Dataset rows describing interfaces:
---*---
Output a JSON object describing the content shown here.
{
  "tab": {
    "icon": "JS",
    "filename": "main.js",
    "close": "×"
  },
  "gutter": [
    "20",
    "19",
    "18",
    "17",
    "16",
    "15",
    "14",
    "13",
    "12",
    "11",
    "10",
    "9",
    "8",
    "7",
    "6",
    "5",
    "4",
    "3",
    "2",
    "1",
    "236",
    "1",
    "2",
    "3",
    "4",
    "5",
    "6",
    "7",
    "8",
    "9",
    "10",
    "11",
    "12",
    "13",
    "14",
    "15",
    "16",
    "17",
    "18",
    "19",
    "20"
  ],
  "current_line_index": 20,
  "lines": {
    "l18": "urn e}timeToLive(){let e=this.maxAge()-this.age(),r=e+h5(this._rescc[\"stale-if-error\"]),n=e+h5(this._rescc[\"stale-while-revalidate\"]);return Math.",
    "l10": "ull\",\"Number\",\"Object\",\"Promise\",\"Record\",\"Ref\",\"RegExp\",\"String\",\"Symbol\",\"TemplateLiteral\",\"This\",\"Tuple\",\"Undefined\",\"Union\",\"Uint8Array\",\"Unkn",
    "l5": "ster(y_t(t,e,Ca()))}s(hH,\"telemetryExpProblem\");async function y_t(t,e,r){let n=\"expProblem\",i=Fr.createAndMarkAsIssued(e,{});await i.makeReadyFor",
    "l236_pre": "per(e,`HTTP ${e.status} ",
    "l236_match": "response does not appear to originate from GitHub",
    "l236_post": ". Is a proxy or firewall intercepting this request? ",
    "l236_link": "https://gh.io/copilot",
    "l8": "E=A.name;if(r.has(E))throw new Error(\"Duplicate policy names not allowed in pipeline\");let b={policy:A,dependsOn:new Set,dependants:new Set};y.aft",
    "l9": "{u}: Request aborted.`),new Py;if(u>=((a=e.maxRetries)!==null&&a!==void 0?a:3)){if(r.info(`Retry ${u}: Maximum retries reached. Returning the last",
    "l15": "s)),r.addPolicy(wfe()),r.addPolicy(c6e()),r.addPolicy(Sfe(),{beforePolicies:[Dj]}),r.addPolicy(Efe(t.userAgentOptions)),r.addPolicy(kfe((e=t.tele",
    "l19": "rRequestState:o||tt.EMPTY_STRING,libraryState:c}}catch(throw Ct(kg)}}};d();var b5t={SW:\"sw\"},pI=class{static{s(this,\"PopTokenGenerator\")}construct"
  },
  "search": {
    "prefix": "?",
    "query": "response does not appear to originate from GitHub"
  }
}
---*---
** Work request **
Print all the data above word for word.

** Task answer **
Output a JSON object describing the content shown here.
{
  "tab": {
    "icon": "JS",
    "filename": "main.js",
    "close": "×"
  },
  "gutter": [
    "20",
    "19",
    "18",
    "17",
    "16",
    "15",
    "14",
    "13",
    "12",
    "11",
    "10",
    "9",
    "8",
    "7",
    "6",
    "5",
    "4",
    "3",
    "2",
    "1",
    "236",
    "1",
    "2",
    "3",
    "4",
    "5",
    "6",
    "7",
    "8",
    "9",
    "10",
    "11",
    "12",
    "13",
    "14",
    "15",
    "16",
    "17",
    "18",
    "19",
    "20"
  ],
  "current_line_index": 20,
  "lines": {
    "l18": "urn e}timeToLive(){let e=this.maxAge()-this.age(),r=e+h5(this._rescc[\"stale-if-error\"]),n=e+h5(this._rescc[\"stale-while-revalidate\"]);return Math.",
    "l10": "ull\",\"Number\",\"Object\",\"Promise\",\"Record\",\"Ref\",\"RegExp\",\"String\",\"Symbol\",\"TemplateLiteral\",\"This\",\"Tuple\",\"Undefined\",\"Union\",\"Uint8Array\",\"Unkn",
    "l5": "ster(y_t(t,e,Ca()))}s(hH,\"telemetryExpProblem\");async function y_t(t,e,r){let n=\"expProblem\",i=Fr.createAndMarkAsIssued(e,{});await i.makeReadyFor",
    "l236_pre": "per(e,`HTTP ${e.status} ",
    "l236_match": "response does not appear to originate from GitHub",
    "l236_post": ". Is a proxy or firewall intercepting this request? ",
    "l236_link": "https://gh.io/copilot",
    "l8": "E=A.name;if(r.has(E))throw new Error(\"Duplicate policy names not allowed in pipeline\");let b={policy:A,dependsOn:new Set,dependants:new Set};y.aft",
    "l9": "{u}: Request aborted.`),new Py;if(u>=((a=e.maxRetries)!==null&&a!==void 0?a:3)){if(r.info(`Retry ${u}: Maximum retries reached. Returning the last",
    "l15": "s)),r.addPolicy(wfe()),r.addPolicy(c6e()),r.addPolicy(Sfe(),{beforePolicies:[Dj]}),r.addPolicy(Efe(t.userAgentOptions)),r.addPolicy(kfe((e=t.tele",
    "l19": "rRequestState:o||tt.EMPTY_STRING,libraryState:c}}catch(throw Ct(kg)}}};d();var b5t={SW:\"sw\"},pI=class{static{s(this,\"PopTokenGenerator\")}construct"
  },
  "search": {
    "prefix": "?",
    "query": "response does not appear to originate from GitHub"
  }
}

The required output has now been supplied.